Scan the data below and give the number of lines that include the word "storm", with no other words.
BEGIN STORED DATA
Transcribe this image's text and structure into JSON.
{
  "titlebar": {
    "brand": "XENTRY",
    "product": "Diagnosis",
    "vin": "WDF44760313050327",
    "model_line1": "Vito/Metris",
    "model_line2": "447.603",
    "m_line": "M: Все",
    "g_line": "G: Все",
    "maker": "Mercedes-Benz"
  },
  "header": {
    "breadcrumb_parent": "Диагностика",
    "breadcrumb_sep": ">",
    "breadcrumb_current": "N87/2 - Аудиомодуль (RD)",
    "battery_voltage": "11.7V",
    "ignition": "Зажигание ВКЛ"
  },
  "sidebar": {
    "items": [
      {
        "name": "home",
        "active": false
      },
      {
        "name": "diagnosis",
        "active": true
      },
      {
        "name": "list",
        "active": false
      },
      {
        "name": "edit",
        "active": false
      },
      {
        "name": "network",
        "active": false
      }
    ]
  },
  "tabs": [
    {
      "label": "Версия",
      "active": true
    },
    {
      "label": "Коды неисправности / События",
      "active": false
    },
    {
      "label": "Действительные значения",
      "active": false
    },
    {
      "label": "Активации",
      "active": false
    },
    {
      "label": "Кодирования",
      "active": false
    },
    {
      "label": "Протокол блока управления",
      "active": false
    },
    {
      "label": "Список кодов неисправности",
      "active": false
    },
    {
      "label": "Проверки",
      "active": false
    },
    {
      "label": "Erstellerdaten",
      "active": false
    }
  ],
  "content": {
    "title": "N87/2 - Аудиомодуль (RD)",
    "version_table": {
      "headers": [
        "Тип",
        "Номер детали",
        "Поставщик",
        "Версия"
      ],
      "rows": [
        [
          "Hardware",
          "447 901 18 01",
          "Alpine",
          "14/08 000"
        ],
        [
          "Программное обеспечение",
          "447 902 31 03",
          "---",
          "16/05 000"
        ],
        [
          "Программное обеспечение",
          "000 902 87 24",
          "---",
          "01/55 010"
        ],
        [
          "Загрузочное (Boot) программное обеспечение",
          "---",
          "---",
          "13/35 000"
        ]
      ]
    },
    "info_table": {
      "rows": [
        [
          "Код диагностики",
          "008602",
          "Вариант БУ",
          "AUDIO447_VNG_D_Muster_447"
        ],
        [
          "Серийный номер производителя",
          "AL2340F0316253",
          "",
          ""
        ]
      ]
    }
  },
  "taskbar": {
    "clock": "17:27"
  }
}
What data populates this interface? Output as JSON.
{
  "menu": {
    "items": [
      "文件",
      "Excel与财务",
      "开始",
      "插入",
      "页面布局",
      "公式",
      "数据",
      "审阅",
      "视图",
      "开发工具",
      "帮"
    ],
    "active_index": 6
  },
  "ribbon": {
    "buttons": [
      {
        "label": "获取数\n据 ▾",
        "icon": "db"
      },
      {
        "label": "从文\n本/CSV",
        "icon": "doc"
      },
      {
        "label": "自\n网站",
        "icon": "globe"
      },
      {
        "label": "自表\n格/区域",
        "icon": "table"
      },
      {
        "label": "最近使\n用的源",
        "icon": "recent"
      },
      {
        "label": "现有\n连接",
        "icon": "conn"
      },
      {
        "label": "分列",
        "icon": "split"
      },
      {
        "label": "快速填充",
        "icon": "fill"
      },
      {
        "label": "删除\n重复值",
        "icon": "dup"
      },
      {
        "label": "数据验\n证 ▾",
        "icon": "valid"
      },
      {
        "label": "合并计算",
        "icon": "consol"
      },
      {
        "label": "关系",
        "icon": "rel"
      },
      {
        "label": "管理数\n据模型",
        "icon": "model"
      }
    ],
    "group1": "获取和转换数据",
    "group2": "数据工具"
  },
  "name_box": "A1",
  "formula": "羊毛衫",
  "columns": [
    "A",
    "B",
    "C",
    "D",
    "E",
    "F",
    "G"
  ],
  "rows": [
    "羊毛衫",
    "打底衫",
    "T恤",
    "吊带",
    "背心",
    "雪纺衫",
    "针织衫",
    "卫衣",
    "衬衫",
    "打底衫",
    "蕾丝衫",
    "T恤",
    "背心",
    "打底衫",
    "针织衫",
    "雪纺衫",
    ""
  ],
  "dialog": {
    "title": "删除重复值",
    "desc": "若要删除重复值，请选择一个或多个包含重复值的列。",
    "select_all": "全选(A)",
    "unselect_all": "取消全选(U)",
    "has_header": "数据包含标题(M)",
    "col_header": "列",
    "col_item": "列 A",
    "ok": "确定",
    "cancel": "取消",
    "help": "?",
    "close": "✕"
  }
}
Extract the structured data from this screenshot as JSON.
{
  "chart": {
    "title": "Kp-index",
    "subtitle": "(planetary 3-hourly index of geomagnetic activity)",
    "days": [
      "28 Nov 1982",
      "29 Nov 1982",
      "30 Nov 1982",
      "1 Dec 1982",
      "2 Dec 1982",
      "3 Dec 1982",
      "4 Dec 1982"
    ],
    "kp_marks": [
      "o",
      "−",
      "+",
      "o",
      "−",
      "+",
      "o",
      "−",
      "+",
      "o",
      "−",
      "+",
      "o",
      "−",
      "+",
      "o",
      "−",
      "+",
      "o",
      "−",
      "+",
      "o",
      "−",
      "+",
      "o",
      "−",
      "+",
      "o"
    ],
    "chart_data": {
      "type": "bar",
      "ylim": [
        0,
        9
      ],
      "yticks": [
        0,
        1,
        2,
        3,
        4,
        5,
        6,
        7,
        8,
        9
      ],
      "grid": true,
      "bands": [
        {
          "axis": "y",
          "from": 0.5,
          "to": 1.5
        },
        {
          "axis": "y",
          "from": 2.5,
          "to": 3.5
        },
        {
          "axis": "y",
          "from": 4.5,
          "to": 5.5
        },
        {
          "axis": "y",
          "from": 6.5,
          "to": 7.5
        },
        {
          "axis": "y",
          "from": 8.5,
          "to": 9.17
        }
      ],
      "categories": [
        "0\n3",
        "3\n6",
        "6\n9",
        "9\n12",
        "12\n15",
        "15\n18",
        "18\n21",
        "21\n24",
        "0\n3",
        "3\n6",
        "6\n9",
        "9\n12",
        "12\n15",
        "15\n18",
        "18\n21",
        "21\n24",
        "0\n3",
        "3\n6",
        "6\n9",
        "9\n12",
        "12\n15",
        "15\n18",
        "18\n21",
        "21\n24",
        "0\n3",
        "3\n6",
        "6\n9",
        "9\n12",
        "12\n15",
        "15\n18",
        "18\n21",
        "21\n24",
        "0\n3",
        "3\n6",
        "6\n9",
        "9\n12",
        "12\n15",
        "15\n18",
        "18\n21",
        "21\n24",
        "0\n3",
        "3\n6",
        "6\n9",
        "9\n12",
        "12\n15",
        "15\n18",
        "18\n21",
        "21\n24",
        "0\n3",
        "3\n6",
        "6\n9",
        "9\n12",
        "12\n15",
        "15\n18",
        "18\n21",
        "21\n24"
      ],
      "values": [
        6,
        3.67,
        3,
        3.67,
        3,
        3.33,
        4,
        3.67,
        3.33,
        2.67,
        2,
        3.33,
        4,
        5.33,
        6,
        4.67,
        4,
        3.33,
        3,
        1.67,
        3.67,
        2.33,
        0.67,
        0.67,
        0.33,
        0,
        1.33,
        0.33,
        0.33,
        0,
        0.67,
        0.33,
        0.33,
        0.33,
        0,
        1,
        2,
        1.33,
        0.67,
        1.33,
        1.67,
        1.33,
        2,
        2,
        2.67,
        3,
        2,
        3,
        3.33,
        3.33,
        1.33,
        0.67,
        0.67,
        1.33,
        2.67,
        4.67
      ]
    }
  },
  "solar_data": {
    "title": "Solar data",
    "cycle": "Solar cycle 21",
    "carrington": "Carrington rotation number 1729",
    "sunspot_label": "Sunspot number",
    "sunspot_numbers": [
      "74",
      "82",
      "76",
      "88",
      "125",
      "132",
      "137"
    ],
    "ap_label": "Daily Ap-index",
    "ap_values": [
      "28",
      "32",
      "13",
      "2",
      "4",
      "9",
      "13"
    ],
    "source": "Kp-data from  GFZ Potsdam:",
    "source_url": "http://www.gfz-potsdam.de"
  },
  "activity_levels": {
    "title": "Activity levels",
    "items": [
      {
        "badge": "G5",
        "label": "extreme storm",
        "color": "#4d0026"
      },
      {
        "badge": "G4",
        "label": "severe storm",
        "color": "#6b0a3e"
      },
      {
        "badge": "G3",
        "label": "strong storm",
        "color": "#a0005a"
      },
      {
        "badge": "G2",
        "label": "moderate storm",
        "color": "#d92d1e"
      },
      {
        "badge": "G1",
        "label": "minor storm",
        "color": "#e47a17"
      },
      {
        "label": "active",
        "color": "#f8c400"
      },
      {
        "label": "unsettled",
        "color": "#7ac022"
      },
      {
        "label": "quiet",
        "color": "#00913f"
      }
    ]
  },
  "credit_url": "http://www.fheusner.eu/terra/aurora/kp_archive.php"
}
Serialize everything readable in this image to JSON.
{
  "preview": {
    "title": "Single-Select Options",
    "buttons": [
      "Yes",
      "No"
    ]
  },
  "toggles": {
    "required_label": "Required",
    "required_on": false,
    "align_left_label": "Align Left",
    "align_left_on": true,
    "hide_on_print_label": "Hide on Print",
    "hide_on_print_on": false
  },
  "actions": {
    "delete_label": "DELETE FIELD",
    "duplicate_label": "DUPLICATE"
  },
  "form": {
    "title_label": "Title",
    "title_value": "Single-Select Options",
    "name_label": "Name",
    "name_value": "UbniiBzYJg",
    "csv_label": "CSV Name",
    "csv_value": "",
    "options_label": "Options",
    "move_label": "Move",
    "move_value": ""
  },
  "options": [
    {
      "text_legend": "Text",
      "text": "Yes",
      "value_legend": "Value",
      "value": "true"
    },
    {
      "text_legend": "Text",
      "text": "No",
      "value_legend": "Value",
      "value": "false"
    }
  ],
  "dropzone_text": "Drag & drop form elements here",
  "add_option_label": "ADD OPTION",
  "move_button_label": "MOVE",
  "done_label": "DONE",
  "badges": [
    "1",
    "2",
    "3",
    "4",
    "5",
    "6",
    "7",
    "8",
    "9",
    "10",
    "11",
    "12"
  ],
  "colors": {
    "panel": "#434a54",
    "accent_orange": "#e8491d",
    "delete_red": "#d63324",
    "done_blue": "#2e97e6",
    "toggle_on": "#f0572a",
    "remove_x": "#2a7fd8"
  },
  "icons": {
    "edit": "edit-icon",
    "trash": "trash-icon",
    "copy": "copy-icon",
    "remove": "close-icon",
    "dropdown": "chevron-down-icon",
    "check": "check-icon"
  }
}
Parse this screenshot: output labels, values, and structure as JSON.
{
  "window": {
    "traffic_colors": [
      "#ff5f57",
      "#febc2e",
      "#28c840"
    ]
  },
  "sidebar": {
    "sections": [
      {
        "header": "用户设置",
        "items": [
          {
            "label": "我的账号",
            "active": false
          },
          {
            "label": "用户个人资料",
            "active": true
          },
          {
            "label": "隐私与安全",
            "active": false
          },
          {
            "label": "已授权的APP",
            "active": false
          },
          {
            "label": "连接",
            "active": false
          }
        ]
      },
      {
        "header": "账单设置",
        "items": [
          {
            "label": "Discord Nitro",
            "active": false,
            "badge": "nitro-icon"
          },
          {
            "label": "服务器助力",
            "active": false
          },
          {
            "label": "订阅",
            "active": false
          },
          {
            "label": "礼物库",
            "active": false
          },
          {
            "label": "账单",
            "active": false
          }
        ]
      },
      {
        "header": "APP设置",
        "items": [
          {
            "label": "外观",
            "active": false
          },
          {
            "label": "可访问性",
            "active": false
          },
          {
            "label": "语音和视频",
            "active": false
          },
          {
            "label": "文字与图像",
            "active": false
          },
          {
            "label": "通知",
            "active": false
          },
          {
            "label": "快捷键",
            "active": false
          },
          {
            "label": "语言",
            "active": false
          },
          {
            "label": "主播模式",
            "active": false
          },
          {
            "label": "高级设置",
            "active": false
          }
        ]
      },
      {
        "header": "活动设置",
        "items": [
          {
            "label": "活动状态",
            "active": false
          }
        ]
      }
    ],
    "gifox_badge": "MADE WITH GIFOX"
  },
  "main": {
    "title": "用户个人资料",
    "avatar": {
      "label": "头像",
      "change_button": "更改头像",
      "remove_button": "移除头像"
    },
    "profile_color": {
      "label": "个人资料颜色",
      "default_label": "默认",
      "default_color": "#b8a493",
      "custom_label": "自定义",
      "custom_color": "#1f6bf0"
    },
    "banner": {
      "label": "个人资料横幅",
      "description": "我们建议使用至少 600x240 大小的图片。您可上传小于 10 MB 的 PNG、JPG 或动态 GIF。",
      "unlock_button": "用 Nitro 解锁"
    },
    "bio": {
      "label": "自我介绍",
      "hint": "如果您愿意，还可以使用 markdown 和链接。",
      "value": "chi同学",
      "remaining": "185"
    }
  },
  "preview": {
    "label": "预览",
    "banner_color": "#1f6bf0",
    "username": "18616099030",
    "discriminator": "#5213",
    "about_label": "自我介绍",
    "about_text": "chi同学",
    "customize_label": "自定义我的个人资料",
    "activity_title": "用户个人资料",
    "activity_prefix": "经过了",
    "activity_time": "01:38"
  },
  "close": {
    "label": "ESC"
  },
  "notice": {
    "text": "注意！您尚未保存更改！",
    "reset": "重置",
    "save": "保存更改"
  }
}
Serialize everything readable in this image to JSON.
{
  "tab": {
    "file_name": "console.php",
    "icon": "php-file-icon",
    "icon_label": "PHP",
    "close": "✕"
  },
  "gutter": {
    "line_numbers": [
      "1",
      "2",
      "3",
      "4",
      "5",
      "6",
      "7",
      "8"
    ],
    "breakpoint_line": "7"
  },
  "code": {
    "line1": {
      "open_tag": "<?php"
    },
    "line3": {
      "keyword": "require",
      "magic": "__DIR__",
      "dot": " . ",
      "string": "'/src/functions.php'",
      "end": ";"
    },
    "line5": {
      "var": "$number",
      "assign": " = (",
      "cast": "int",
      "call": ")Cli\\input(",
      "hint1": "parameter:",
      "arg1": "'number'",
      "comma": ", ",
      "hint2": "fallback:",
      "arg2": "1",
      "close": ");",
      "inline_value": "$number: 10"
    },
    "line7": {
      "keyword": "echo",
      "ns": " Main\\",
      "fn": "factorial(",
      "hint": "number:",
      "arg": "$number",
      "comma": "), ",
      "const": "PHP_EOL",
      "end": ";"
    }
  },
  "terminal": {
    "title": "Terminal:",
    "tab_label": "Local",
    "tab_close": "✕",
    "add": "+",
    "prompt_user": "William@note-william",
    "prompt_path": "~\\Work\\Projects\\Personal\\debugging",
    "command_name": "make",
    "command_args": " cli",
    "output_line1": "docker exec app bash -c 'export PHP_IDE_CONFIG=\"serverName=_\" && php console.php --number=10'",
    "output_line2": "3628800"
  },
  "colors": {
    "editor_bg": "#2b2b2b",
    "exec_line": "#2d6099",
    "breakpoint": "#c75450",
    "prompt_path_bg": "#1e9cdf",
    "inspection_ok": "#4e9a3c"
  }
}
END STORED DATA
### REPLY
5